Michigan Legislation Backed By Nassar Victims In Limbo
Bipartisan legislation in Michigan that would help victims of imprisoned sports doctor Larry Nassar's sexual abuse move forward with lawsuits was in limbo Wednesday amid pushback from universities, the Catholic Church and others.
The Republican-led Senate was considering bills to retroactively extend the statute of limitations to sue and restrict governments' ability to claim immunity. Senators discussed the bills privately for a second straight day and planned to resume session later in the afternoon, more than two weeks after Nassar's accusers — including Olympic gymnast Jordyn Wieber — helped unveil the measures at the Capitol.
Michigan State University, where Nassar worked for decades, has been sued by more than 250 girls and women. Among the school's arguments in federal court are that many accusers waited too long to sue and that it has immunity.
People sexually abused as children in Michigan generally have until their 19th birthdays to sue. Under the legislation spearheaded by Nassar victims, those abused as children in 1993 or later could sue until their 48th birthdays, while those assaulted in adulthood would have 30 years to file a claim from the time of the abuse.
Amber McCann, spokeswoman for GOP Senate Majority Leader Arlan Meekhof, said it is possible that senators could pass some bills but drop others, "but those discussions are still ongoing. The concern is generally about the broad-reaching legal implications and any unintended consequences from the bills that just have not been thoroughly considered."

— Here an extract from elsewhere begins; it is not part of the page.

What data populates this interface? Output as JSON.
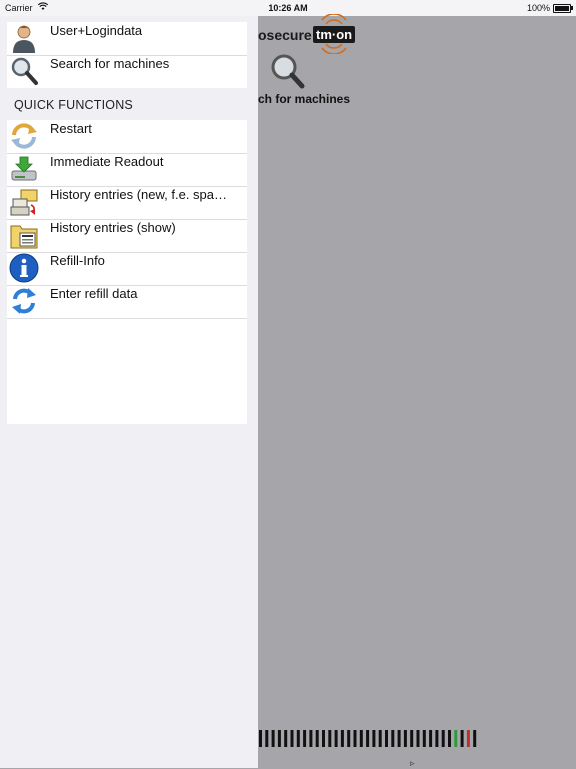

In recent days, the Michigan Catholic Conference, the Michigan Chamber of Commerce, a former state Supreme Court justice and lobbying organizations representing universities, K-12 schools and local governments urged legislators to delay voting or to only advance less divisive proposals. Those include adding college employees and youth sports coaches, trainers and volunteers to the state's list of people who must report suspected abuse or neglect to child protective services, and stiffening criminal penalties for those mandatory reporters who fail to act.
Some groups cited concerns about the financial implications of facing an unknown number of lawsuits for old claims.
"Civil retroactivity would hold the people and taxpayers who support today's churches, schools, civic organizations, and local and state government financially accountable for allegations from decades past," the Catholic Conference, the church's lobbying arm, said in a statement.
Democrats criticized the possibility that the bills to extend the time limit to sue and limit governmental immunity defense could be shelved.
"At the end of the day, we have to decide whether we want to stand with the survivors or whether we want to stand with the big institutions on this," said Sen Curtis Hertel Jr. "I think it's fairly simply where we should be morally and that's where I'm going to be."
Democratic Sen. David Knezek, sponsor of the bill that would extend the civil statute of limitations, said it "allows every single individual who was a victim of Dr. Nassar's to seek justice. ... We have a really unique opportunity to take Michigan out of the dark ages when it comes to our laws surrounding sexual assault, to give a voice to the victims who have been denied that voice for decades in some cases."
Nassar's accusers, many of whom gave impact statements at sentencing hearings in January and February, have expressed outrage over opposition to the legislation. After the state's 15 public universities expressed concerns, victim Amanda Smith tweeted: "I guess this just shows me how much a human being is actually worth to them ... nothing, we mean nothing to them."